- Task to complete: Pictures in the records are to be omitted; everything else is copied exactly.

- Data shown:
______

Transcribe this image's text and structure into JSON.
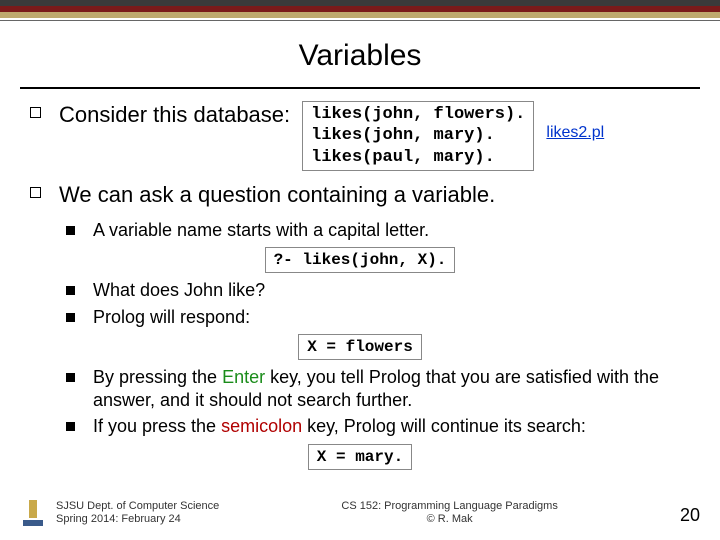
{
  "title": "Variables",
  "bullet1": {
    "lead": "Consider this database:",
    "code": "likes(john, flowers).\nlikes(john, mary).\nlikes(paul, mary).",
    "link": "likes2.pl"
  },
  "bullet2": {
    "lead": "We can ask a question containing a variable.",
    "sub1": "A variable name starts with a capital letter.",
    "query": "?- likes(john, X).",
    "sub2": "What does John like?",
    "sub3": "Prolog will respond:",
    "resp1": "X = flowers",
    "sub4_pre": "By pressing the ",
    "sub4_key": "Enter",
    "sub4_post": " key, you tell Prolog that you are satisfied with the answer, and it should not search further.",
    "sub5_pre": "If you press the ",
    "sub5_key": "semicolon",
    "sub5_post": " key, Prolog will continue its search:",
    "resp2": "X = mary."
  },
  "footer": {
    "left1": "SJSU Dept. of Computer Science",
    "left2": "Spring 2014: February 24",
    "center1": "CS 152: Programming Language Paradigms",
    "center2": "© R. Mak",
    "page": "20"
  }
}
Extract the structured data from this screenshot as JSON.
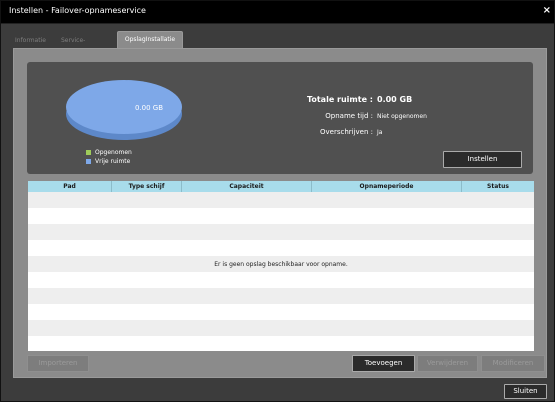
{
  "window": {
    "title": "Instellen - Failover-opnameservice",
    "close_glyph": "×"
  },
  "tabs": [
    {
      "label": "Informatie"
    },
    {
      "label": "Service-instelling"
    },
    {
      "label": "OpslagInstallatie"
    }
  ],
  "summary": {
    "pie_label": "0.00 GB",
    "legend": [
      {
        "label": "Opgenomen",
        "color": "#9ecb5a"
      },
      {
        "label": "Vrije ruimte",
        "color": "#7ea8e8"
      }
    ],
    "total_label": "Totale ruimte :",
    "total_value": "0.00 GB",
    "rec_time_label": "Opname tijd :",
    "rec_time_value": "Niet opgenomen",
    "overwrite_label": "Overschrijven :",
    "overwrite_value": "Ja",
    "setup_button": "Instellen"
  },
  "table": {
    "columns": [
      "Pad",
      "Type schijf",
      "Capaciteit",
      "Opnameperiode",
      "Status"
    ],
    "empty_message": "Er is geen opslag beschikbaar voor opname."
  },
  "actions": {
    "import": "Importeren",
    "add": "Toevoegen",
    "remove": "Verwijderen",
    "modify": "Modificeren",
    "close": "Sluiten"
  },
  "colors": {
    "pie_free": "#7ea8e8",
    "header_bg": "#a8dceb"
  }
}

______

- Expected answer:
Transcribe this image's text and structure into JSON.
{
  "title": "Variables",
  "bullet1": {
    "lead": "Consider this database:",
    "code": "likes(john, flowers).\nlikes(john, mary).\nlikes(paul, mary).",
    "link": "likes2.pl"
  },
  "bullet2": {
    "lead": "We can ask a question containing a variable.",
    "sub1": "A variable name starts with a capital letter.",
    "query": "?- likes(john, X).",
    "sub2": "What does John like?",
    "sub3": "Prolog will respond:",
    "resp1": "X = flowers",
    "sub4_pre": "By pressing the ",
    "sub4_key": "Enter",
    "sub4_post": " key, you tell Prolog that you are satisfied with the answer, and it should not search further.",
    "sub5_pre": "If you press the ",
    "sub5_key": "semicolon",
    "sub5_post": " key, Prolog will continue its search:",
    "resp2": "X = mary."
  },
  "footer": {
    "left1": "SJSU Dept. of Computer Science",
    "left2": "Spring 2014: February 24",
    "center1": "CS 152: Programming Language Paradigms",
    "center2": "© R. Mak",
    "page": "20"
  }
}
Extract the structured data from this screenshot as JSON.
{
  "window": {
    "title": "Instellen - Failover-opnameservice",
    "close_glyph": "×"
  },
  "tabs": [
    {
      "label": "Informatie"
    },
    {
      "label": "Service-instelling"
    },
    {
      "label": "OpslagInstallatie"
    }
  ],
  "summary": {
    "pie_label": "0.00 GB",
    "legend": [
      {
        "label": "Opgenomen",
        "color": "#9ecb5a"
      },
      {
        "label": "Vrije ruimte",
        "color": "#7ea8e8"
      }
    ],
    "total_label": "Totale ruimte :",
    "total_value": "0.00 GB",
    "rec_time_label": "Opname tijd :",
    "rec_time_value": "Niet opgenomen",
    "overwrite_label": "Overschrijven :",
    "overwrite_value": "Ja",
    "setup_button": "Instellen"
  },
  "table": {
    "columns": [
      "Pad",
      "Type schijf",
      "Capaciteit",
      "Opnameperiode",
      "Status"
    ],
    "empty_message": "Er is geen opslag beschikbaar voor opname."
  },
  "actions": {
    "import": "Importeren",
    "add": "Toevoegen",
    "remove": "Verwijderen",
    "modify": "Modificeren",
    "close": "Sluiten"
  },
  "colors": {
    "pie_free": "#7ea8e8",
    "header_bg": "#a8dceb"
  }
}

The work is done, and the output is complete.